Task item: Print every entry exactly as written.

The records:
- Opening Delimiter -

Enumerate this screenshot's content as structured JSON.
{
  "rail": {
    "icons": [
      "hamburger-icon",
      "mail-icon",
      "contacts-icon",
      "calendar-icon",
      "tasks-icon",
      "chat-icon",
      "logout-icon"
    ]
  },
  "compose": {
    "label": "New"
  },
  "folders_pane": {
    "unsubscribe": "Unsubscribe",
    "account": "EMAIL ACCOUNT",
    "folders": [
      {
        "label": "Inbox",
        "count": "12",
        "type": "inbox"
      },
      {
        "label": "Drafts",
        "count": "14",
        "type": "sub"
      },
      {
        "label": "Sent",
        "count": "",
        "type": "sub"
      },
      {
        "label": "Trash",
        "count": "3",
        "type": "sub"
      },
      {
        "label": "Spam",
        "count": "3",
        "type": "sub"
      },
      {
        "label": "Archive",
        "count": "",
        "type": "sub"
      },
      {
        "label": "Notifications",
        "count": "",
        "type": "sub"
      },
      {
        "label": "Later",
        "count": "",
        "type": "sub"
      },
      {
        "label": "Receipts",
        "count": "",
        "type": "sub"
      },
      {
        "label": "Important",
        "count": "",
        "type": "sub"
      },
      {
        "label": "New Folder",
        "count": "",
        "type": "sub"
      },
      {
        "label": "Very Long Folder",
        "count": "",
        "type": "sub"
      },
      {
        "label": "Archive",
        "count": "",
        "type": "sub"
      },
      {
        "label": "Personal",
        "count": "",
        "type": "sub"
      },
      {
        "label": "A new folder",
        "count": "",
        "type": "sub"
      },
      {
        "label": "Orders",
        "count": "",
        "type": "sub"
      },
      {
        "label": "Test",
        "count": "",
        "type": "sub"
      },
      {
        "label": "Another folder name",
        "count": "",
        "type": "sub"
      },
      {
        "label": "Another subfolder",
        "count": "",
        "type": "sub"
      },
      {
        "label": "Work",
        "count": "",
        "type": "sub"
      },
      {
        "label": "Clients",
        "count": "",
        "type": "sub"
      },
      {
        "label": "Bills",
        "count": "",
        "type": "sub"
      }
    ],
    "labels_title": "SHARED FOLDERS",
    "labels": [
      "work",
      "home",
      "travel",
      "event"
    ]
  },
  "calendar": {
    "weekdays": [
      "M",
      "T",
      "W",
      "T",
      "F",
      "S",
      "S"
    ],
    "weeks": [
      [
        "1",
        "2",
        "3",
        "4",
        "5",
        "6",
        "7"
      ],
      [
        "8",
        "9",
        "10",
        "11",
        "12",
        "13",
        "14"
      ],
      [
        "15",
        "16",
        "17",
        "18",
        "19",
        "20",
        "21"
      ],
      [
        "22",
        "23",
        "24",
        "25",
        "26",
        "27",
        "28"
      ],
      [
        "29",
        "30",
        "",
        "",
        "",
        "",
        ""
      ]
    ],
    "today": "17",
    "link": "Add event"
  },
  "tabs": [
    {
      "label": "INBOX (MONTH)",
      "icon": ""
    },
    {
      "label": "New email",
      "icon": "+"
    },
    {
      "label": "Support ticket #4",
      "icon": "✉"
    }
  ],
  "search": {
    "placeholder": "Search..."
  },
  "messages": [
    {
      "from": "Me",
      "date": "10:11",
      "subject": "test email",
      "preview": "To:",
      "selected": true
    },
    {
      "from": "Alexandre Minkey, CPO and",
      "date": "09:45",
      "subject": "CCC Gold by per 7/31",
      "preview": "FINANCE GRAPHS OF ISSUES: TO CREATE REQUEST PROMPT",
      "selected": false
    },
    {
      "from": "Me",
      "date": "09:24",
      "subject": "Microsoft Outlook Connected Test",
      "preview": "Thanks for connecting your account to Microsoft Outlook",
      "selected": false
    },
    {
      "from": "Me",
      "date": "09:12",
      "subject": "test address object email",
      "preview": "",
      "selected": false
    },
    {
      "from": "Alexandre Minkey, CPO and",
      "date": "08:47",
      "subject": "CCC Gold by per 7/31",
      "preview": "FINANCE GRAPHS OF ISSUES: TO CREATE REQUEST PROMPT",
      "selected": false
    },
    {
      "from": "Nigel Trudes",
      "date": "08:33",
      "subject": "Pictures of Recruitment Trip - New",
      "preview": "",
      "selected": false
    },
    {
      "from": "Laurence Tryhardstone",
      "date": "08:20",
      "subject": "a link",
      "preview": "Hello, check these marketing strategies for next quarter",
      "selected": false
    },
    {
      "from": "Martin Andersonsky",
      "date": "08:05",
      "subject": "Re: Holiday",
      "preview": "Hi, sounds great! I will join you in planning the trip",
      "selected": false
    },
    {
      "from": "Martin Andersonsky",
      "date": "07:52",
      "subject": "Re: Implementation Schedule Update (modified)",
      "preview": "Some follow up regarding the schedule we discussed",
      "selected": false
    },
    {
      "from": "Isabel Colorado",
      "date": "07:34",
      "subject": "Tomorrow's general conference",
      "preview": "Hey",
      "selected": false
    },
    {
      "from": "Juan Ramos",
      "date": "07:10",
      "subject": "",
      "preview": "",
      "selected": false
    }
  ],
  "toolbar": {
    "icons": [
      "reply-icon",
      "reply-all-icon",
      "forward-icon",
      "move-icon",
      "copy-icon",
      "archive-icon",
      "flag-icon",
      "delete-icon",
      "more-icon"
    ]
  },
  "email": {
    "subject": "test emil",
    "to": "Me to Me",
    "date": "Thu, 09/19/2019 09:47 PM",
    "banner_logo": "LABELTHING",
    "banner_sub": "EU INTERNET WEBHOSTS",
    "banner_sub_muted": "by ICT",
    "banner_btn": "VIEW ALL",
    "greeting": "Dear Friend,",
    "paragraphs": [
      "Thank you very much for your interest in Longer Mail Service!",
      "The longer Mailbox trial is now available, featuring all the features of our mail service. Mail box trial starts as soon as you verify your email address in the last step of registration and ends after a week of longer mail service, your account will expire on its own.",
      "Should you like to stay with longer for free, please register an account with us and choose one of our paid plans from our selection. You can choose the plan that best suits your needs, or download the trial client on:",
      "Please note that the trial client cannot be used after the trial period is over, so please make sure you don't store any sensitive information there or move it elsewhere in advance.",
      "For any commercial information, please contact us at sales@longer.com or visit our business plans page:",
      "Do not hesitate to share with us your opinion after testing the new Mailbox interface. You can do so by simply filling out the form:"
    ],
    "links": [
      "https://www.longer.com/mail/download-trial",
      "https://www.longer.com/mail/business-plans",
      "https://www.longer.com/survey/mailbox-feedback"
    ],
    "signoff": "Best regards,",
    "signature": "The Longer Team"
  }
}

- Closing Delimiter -

Expected answer:
Enumerate this screenshot's content as structured JSON.
{
  "rail": {
    "icons": [
      "hamburger-icon",
      "mail-icon",
      "contacts-icon",
      "calendar-icon",
      "tasks-icon",
      "chat-icon",
      "logout-icon"
    ]
  },
  "compose": {
    "label": "New"
  },
  "folders_pane": {
    "unsubscribe": "Unsubscribe",
    "account": "EMAIL ACCOUNT",
    "folders": [
      {
        "label": "Inbox",
        "count": "12",
        "type": "inbox"
      },
      {
        "label": "Drafts",
        "count": "14",
        "type": "sub"
      },
      {
        "label": "Sent",
        "count": "",
        "type": "sub"
      },
      {
        "label": "Trash",
        "count": "3",
        "type": "sub"
      },
      {
        "label": "Spam",
        "count": "3",
        "type": "sub"
      },
      {
        "label": "Archive",
        "count": "",
        "type": "sub"
      },
      {
        "label": "Notifications",
        "count": "",
        "type": "sub"
      },
      {
        "label": "Later",
        "count": "",
        "type": "sub"
      },
      {
        "label": "Receipts",
        "count": "",
        "type": "sub"
      },
      {
        "label": "Important",
        "count": "",
        "type": "sub"
      },
      {
        "label": "New Folder",
        "count": "",
        "type": "sub"
      },
      {
        "label": "Very Long Folder",
        "count": "",
        "type": "sub"
      },
      {
        "label": "Archive",
        "count": "",
        "type": "sub"
      },
      {
        "label": "Personal",
        "count": "",
        "type": "sub"
      },
      {
        "label": "A new folder",
        "count": "",
        "type": "sub"
      },
      {
        "label": "Orders",
        "count": "",
        "type": "sub"
      },
      {
        "label": "Test",
        "count": "",
        "type": "sub"
      },
      {
        "label": "Another folder name",
        "count": "",
        "type": "sub"
      },
      {
        "label": "Another subfolder",
        "count": "",
        "type": "sub"
      },
      {
        "label": "Work",
        "count": "",
        "type": "sub"
      },
      {
        "label": "Clients",
        "count": "",
        "type": "sub"
      },
      {
        "label": "Bills",
        "count": "",
        "type": "sub"
      }
    ],
    "labels_title": "SHARED FOLDERS",
    "labels": [
      "work",
      "home",
      "travel",
      "event"
    ]
  },
  "calendar": {
    "weekdays": [
      "M",
      "T",
      "W",
      "T",
      "F",
      "S",
      "S"
    ],
    "weeks": [
      [
        "1",
        "2",
        "3",
        "4",
        "5",
        "6",
        "7"
      ],
      [
        "8",
        "9",
        "10",
        "11",
        "12",
        "13",
        "14"
      ],
      [
        "15",
        "16",
        "17",
        "18",
        "19",
        "20",
        "21"
      ],
      [
        "22",
        "23",
        "24",
        "25",
        "26",
        "27",
        "28"
      ],
      [
        "29",
        "30",
        "",
        "",
        "",
        "",
        ""
      ]
    ],
    "today": "17",
    "link": "Add event"
  },
  "tabs": [
    {
      "label": "INBOX (MONTH)",
      "icon": ""
    },
    {
      "label": "New email",
      "icon": "+"
    },
    {
      "label": "Support ticket #4",
      "icon": "✉"
    }
  ],
  "search": {
    "placeholder": "Search..."
  },
  "messages": [
    {
      "from": "Me",
      "date": "10:11",
      "subject": "test email",
      "preview": "To:",
      "selected": true
    },
    {
      "from": "Alexandre Minkey, CPO and",
      "date": "09:45",
      "subject": "CCC Gold by per 7/31",
      "preview": "FINANCE GRAPHS OF ISSUES: TO CREATE REQUEST PROMPT",
      "selected": false
    },
    {
      "from": "Me",
      "date": "09:24",
      "subject": "Microsoft Outlook Connected Test",
      "preview": "Thanks for connecting your account to Microsoft Outlook",
      "selected": false
    },
    {
      "from": "Me",
      "date": "09:12",
      "subject": "test address object email",
      "preview": "",
      "selected": false
    },
    {
      "from": "Alexandre Minkey, CPO and",
      "date": "08:47",
      "subject": "CCC Gold by per 7/31",
      "preview": "FINANCE GRAPHS OF ISSUES: TO CREATE REQUEST PROMPT",
      "selected": false
    },
    {
      "from": "Nigel Trudes",
      "date": "08:33",
      "subject": "Pictures of Recruitment Trip - New",
      "preview": "",
      "selected": false
    },
    {
      "from": "Laurence Tryhardstone",
      "date": "08:20",
      "subject": "a link",
      "preview": "Hello, check these marketing strategies for next quarter",
      "selected": false
    },
    {
      "from": "Martin Andersonsky",
      "date": "08:05",
      "subject": "Re: Holiday",
      "preview": "Hi, sounds great! I will join you in planning the trip",
      "selected": false
    },
    {
      "from": "Martin Andersonsky",
      "date": "07:52",
      "subject": "Re: Implementation Schedule Update (modified)",
      "preview": "Some follow up regarding the schedule we discussed",
      "selected": false
    },
    {
      "from": "Isabel Colorado",
      "date": "07:34",
      "subject": "Tomorrow's general conference",
      "preview": "Hey",
      "selected": false
    },
    {
      "from": "Juan Ramos",
      "date": "07:10",
      "subject": "",
      "preview": "",
      "selected": false
    }
  ],
  "toolbar": {
    "icons": [
      "reply-icon",
      "reply-all-icon",
      "forward-icon",
      "move-icon",
      "copy-icon",
      "archive-icon",
      "flag-icon",
      "delete-icon",
      "more-icon"
    ]
  },
  "email": {
    "subject": "test emil",
    "to": "Me to Me",
    "date": "Thu, 09/19/2019 09:47 PM",
    "banner_logo": "LABELTHING",
    "banner_sub": "EU INTERNET WEBHOSTS",
    "banner_sub_muted": "by ICT",
    "banner_btn": "VIEW ALL",
    "greeting": "Dear Friend,",
    "paragraphs": [
      "Thank you very much for your interest in Longer Mail Service!",
      "The longer Mailbox trial is now available, featuring all the features of our mail service. Mail box trial starts as soon as you verify your email address in the last step of registration and ends after a week of longer mail service, your account will expire on its own.",
      "Should you like to stay with longer for free, please register an account with us and choose one of our paid plans from our selection. You can choose the plan that best suits your needs, or download the trial client on:",
      "Please note that the trial client cannot be used after the trial period is over, so please make sure you don't store any sensitive information there or move it elsewhere in advance.",
      "For any commercial information, please contact us at sales@longer.com or visit our business plans page:",
      "Do not hesitate to share with us your opinion after testing the new Mailbox interface. You can do so by simply filling out the form:"
    ],
    "links": [
      "https://www.longer.com/mail/download-trial",
      "https://www.longer.com/mail/business-plans",
      "https://www.longer.com/survey/mailbox-feedback"
    ],
    "signoff": "Best regards,",
    "signature": "The Longer Team"
  }
}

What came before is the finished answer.